DIRECTIONS FOR THIS TASK
The answer must be the full data, restated word for word, with no pictures in it.

INFORMATION
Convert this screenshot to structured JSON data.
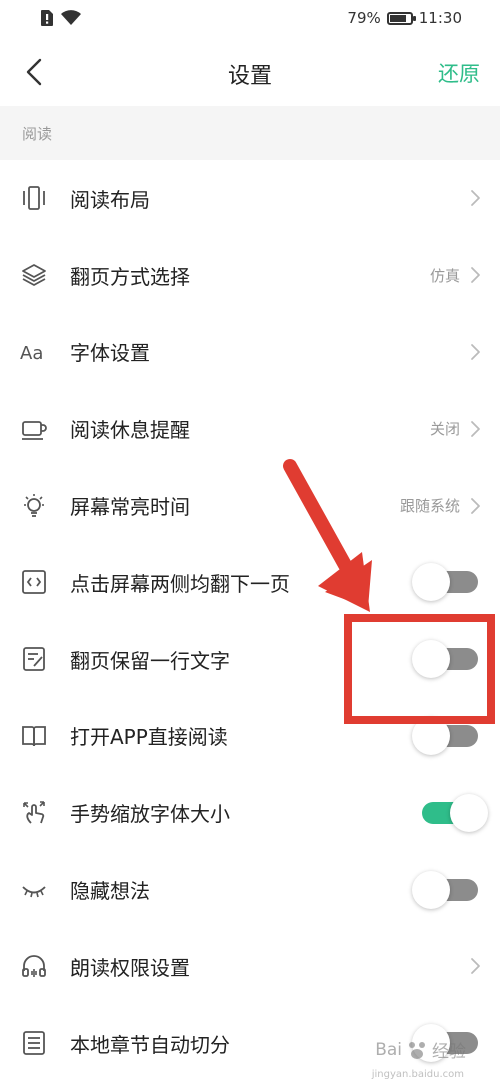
{
  "status": {
    "battery": "79%",
    "battery_level": 0.79,
    "time": "11:30"
  },
  "header": {
    "title": "设置",
    "restore": "还原"
  },
  "section": {
    "title": "阅读"
  },
  "items": [
    {
      "label": "阅读布局",
      "value": "",
      "control": "chevron",
      "icon": "layout-icon"
    },
    {
      "label": "翻页方式选择",
      "value": "仿真",
      "control": "chevron",
      "icon": "layers-icon"
    },
    {
      "label": "字体设置",
      "value": "",
      "control": "chevron",
      "icon": "font-icon"
    },
    {
      "label": "阅读休息提醒",
      "value": "关闭",
      "control": "chevron",
      "icon": "cup-icon"
    },
    {
      "label": "屏幕常亮时间",
      "value": "跟随系统",
      "control": "chevron",
      "icon": "bulb-icon"
    },
    {
      "label": "点击屏幕两侧均翻下一页",
      "value": "",
      "control": "toggle",
      "on": false,
      "icon": "code-icon"
    },
    {
      "label": "翻页保留一行文字",
      "value": "",
      "control": "toggle",
      "on": false,
      "icon": "note-icon"
    },
    {
      "label": "打开APP直接阅读",
      "value": "",
      "control": "toggle",
      "on": false,
      "icon": "book-icon"
    },
    {
      "label": "手势缩放字体大小",
      "value": "",
      "control": "toggle",
      "on": true,
      "icon": "gesture-icon"
    },
    {
      "label": "隐藏想法",
      "value": "",
      "control": "toggle",
      "on": false,
      "icon": "eye-closed-icon"
    },
    {
      "label": "朗读权限设置",
      "value": "",
      "control": "chevron",
      "icon": "headphones-icon"
    },
    {
      "label": "本地章节自动切分",
      "value": "",
      "control": "toggle",
      "on": false,
      "icon": "list-icon"
    }
  ],
  "watermark": {
    "text": "Bai",
    "text2": "经验",
    "sub": "jingyan.baidu.com"
  },
  "colors": {
    "accent": "#2fbd8a",
    "annotation": "#e03c31"
  }
}
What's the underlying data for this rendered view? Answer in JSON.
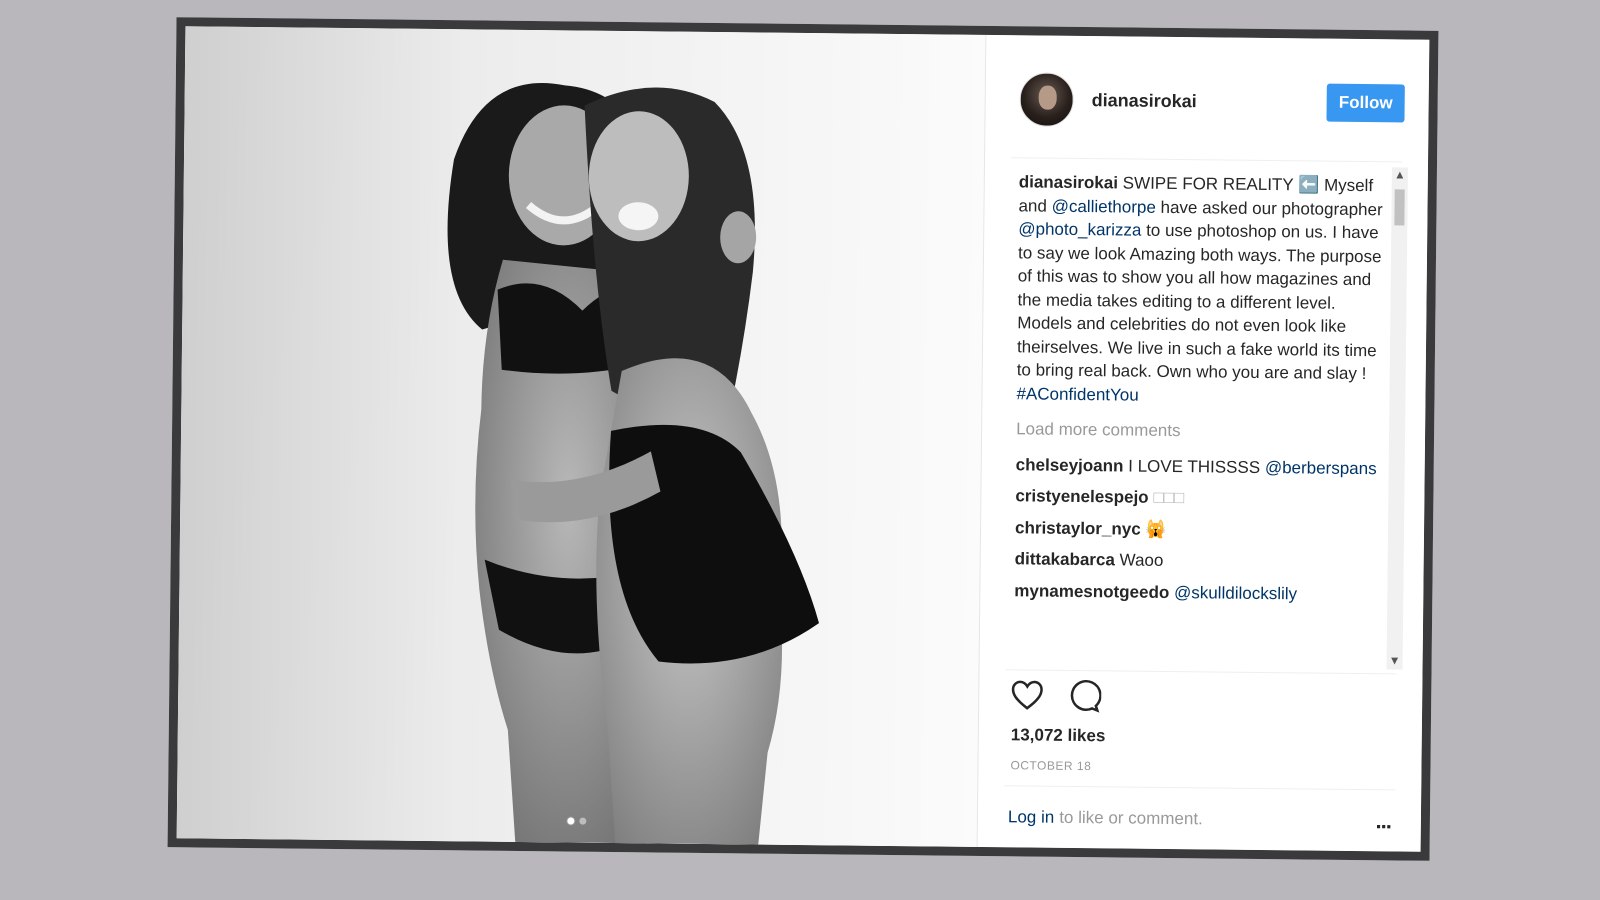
{
  "post": {
    "username": "dianasirokai",
    "follow_label": "Follow",
    "caption": {
      "username": "dianasirokai",
      "text_1": "SWIPE FOR REALITY ⬅️ Myself and",
      "mention_1": "@calliethorpe",
      "text_2": "have asked our photographer",
      "mention_2": "@photo_karizza",
      "text_3": "to use photoshop on us. I have to say we look Amazing both ways. The purpose of this was to show you all how magazines and the media takes editing to a different level. Models and celebrities do not even look like theirselves. We live in such a fake world its time to bring real back. Own who you are and slay !",
      "hashtag": "#AConfidentYou"
    },
    "load_more": "Load more comments",
    "comments": [
      {
        "user": "chelseyjoann",
        "text": "I LOVE THISSSS",
        "mention": "@berberspans"
      },
      {
        "user": "cristyenelespejo",
        "text": "□□□",
        "mention": ""
      },
      {
        "user": "christaylor_nyc",
        "text": "🙀",
        "mention": ""
      },
      {
        "user": "dittakabarca",
        "text": "Waoo",
        "mention": ""
      },
      {
        "user": "mynamesnotgeedo",
        "text": "",
        "mention": "@skulldilockslily"
      }
    ],
    "likes": "13,072 likes",
    "date": "OCTOBER 18",
    "login_link": "Log in",
    "login_text": "to like or comment.",
    "more_label": "...",
    "icons": {
      "like": "heart-icon",
      "comment": "comment-icon",
      "scroll_up": "scroll-up-arrow-icon",
      "scroll_down": "scroll-down-arrow-icon"
    },
    "colors": {
      "accent": "#3897f0",
      "link": "#003569",
      "muted": "#999999"
    }
  }
}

ANSWER BOX
Convert this screenshot to structured JSON data.
{
  "status": {
    "battery": "79%",
    "battery_level": 0.79,
    "time": "11:30"
  },
  "header": {
    "title": "设置",
    "restore": "还原"
  },
  "section": {
    "title": "阅读"
  },
  "items": [
    {
      "label": "阅读布局",
      "value": "",
      "control": "chevron",
      "icon": "layout-icon"
    },
    {
      "label": "翻页方式选择",
      "value": "仿真",
      "control": "chevron",
      "icon": "layers-icon"
    },
    {
      "label": "字体设置",
      "value": "",
      "control": "chevron",
      "icon": "font-icon"
    },
    {
      "label": "阅读休息提醒",
      "value": "关闭",
      "control": "chevron",
      "icon": "cup-icon"
    },
    {
      "label": "屏幕常亮时间",
      "value": "跟随系统",
      "control": "chevron",
      "icon": "bulb-icon"
    },
    {
      "label": "点击屏幕两侧均翻下一页",
      "value": "",
      "control": "toggle",
      "on": false,
      "icon": "code-icon"
    },
    {
      "label": "翻页保留一行文字",
      "value": "",
      "control": "toggle",
      "on": false,
      "icon": "note-icon"
    },
    {
      "label": "打开APP直接阅读",
      "value": "",
      "control": "toggle",
      "on": false,
      "icon": "book-icon"
    },
    {
      "label": "手势缩放字体大小",
      "value": "",
      "control": "toggle",
      "on": true,
      "icon": "gesture-icon"
    },
    {
      "label": "隐藏想法",
      "value": "",
      "control": "toggle",
      "on": false,
      "icon": "eye-closed-icon"
    },
    {
      "label": "朗读权限设置",
      "value": "",
      "control": "chevron",
      "icon": "headphones-icon"
    },
    {
      "label": "本地章节自动切分",
      "value": "",
      "control": "toggle",
      "on": false,
      "icon": "list-icon"
    }
  ],
  "watermark": {
    "text": "Bai",
    "text2": "经验",
    "sub": "jingyan.baidu.com"
  },
  "colors": {
    "accent": "#2fbd8a",
    "annotation": "#e03c31"
  }
}
What's the underlying data for this rendered view? Answer in JSON.
{
  "post": {
    "username": "dianasirokai",
    "follow_label": "Follow",
    "caption": {
      "username": "dianasirokai",
      "text_1": "SWIPE FOR REALITY ⬅️ Myself and",
      "mention_1": "@calliethorpe",
      "text_2": "have asked our photographer",
      "mention_2": "@photo_karizza",
      "text_3": "to use photoshop on us. I have to say we look Amazing both ways. The purpose of this was to show you all how magazines and the media takes editing to a different level. Models and celebrities do not even look like theirselves. We live in such a fake world its time to bring real back. Own who you are and slay !",
      "hashtag": "#AConfidentYou"
    },
    "load_more": "Load more comments",
    "comments": [
      {
        "user": "chelseyjoann",
        "text": "I LOVE THISSSS",
        "mention": "@berberspans"
      },
      {
        "user": "cristyenelespejo",
        "text": "□□□",
        "mention": ""
      },
      {
        "user": "christaylor_nyc",
        "text": "🙀",
        "mention": ""
      },
      {
        "user": "dittakabarca",
        "text": "Waoo",
        "mention": ""
      },
      {
        "user": "mynamesnotgeedo",
        "text": "",
        "mention": "@skulldilockslily"
      }
    ],
    "likes": "13,072 likes",
    "date": "OCTOBER 18",
    "login_link": "Log in",
    "login_text": "to like or comment.",
    "more_label": "...",
    "icons": {
      "like": "heart-icon",
      "comment": "comment-icon",
      "scroll_up": "scroll-up-arrow-icon",
      "scroll_down": "scroll-down-arrow-icon"
    },
    "colors": {
      "accent": "#3897f0",
      "link": "#003569",
      "muted": "#999999"
    }
  }
}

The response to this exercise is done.